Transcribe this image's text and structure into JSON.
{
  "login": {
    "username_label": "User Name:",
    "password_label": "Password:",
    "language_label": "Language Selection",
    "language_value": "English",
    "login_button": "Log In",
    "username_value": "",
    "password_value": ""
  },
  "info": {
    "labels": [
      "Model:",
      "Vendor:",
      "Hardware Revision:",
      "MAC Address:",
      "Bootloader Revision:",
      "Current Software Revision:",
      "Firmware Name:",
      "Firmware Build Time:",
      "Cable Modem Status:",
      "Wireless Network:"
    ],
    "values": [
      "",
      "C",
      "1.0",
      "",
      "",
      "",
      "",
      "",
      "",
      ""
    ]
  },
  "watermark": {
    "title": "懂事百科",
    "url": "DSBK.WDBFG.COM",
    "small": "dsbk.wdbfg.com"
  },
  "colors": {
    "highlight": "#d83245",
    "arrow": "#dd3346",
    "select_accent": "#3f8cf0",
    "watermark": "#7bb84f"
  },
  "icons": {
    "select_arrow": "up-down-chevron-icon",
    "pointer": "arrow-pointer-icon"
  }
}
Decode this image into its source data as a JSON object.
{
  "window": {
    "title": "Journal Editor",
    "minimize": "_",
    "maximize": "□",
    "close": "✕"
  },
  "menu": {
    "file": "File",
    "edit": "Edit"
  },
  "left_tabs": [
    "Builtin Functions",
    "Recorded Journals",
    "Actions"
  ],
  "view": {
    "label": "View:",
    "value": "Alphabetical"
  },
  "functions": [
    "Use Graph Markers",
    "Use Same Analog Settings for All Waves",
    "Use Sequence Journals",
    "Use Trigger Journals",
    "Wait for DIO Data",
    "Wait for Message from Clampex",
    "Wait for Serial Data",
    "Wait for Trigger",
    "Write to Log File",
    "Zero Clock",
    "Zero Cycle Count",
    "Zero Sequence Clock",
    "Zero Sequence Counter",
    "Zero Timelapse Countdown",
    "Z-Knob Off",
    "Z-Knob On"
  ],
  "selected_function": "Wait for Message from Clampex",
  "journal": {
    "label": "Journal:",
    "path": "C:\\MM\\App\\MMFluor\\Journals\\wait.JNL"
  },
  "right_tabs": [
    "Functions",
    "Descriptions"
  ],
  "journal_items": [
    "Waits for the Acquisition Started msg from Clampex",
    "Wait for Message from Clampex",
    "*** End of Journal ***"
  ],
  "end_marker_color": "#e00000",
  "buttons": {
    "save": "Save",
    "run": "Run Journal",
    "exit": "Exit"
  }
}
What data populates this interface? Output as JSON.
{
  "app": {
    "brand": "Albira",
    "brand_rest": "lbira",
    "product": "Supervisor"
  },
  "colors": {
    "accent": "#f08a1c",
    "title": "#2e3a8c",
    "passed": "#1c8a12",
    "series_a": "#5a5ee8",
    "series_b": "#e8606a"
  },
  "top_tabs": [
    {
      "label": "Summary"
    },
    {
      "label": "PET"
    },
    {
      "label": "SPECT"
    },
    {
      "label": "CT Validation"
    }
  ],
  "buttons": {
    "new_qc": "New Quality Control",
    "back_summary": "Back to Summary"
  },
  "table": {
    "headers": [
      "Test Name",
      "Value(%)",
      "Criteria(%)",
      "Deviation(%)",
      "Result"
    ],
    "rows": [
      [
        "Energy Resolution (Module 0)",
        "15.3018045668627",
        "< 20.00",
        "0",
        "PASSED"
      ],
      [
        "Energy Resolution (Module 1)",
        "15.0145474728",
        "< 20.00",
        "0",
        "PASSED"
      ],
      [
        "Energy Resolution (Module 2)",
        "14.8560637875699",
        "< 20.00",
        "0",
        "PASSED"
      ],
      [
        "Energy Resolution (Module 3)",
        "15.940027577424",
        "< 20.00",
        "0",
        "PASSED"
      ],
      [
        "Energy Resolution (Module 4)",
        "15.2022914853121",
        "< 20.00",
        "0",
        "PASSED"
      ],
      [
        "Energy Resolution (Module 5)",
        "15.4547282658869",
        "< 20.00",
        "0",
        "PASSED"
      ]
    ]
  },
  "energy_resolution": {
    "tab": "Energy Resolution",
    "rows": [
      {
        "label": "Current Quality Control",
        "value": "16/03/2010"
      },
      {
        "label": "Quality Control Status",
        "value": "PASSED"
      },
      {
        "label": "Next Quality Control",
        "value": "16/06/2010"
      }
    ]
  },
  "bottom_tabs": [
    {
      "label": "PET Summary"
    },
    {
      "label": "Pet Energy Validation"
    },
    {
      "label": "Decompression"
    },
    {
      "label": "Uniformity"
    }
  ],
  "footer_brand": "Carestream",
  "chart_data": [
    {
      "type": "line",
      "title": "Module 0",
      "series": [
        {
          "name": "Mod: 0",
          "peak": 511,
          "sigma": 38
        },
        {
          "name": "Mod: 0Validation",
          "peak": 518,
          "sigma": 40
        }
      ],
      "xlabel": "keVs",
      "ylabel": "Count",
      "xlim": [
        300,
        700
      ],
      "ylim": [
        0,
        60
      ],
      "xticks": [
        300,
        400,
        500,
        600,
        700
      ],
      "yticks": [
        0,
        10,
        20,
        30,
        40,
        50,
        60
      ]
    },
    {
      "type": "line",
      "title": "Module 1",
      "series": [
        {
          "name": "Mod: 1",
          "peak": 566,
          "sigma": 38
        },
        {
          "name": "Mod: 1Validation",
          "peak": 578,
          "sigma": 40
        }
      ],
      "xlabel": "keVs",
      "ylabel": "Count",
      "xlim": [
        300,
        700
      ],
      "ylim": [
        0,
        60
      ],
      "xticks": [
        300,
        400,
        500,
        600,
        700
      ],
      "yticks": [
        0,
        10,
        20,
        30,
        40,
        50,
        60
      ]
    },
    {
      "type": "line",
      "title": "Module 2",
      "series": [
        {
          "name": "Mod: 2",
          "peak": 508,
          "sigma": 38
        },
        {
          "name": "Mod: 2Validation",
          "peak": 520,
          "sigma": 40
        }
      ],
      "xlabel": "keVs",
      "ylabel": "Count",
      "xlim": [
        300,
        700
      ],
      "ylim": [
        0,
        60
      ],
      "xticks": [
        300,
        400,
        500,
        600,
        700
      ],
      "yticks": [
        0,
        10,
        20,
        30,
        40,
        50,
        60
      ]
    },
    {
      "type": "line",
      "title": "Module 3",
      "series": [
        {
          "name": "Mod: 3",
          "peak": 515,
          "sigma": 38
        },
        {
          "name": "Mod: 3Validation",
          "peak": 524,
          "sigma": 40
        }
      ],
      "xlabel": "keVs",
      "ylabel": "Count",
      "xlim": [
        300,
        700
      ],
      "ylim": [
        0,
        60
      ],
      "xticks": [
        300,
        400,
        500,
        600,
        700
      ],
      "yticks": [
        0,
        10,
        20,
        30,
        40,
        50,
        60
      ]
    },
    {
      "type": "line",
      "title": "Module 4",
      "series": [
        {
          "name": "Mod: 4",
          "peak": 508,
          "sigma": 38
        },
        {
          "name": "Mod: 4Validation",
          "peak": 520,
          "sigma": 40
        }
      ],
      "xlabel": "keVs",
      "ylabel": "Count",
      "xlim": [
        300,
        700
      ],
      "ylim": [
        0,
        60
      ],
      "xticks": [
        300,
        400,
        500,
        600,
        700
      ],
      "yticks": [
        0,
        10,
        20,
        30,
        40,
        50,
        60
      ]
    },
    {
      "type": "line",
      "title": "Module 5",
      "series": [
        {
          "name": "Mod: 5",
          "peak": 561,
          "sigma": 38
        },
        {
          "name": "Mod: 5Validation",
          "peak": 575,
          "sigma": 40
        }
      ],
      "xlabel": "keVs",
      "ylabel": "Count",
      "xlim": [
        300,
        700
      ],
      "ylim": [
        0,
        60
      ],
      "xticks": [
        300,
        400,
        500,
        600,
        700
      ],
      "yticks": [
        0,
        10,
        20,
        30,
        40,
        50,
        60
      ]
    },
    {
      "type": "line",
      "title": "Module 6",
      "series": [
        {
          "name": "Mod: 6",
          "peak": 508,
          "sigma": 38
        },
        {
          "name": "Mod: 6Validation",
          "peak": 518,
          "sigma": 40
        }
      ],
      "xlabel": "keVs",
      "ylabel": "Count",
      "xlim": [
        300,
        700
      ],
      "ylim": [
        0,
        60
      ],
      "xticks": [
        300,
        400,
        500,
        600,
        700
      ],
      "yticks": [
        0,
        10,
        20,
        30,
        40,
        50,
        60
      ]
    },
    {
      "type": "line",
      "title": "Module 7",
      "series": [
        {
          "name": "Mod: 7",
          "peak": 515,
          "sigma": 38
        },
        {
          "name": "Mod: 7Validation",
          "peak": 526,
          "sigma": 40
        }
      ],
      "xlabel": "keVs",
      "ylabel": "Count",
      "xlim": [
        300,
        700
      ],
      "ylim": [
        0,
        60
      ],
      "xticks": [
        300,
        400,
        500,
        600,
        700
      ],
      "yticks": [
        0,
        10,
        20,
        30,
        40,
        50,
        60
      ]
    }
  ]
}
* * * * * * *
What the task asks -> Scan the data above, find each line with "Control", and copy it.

Task answer ->
    "new_qc": "New Quality Control",
        "label": "Current Quality Control",
        "label": "Quality Control Status",
        "label": "Next Quality Control",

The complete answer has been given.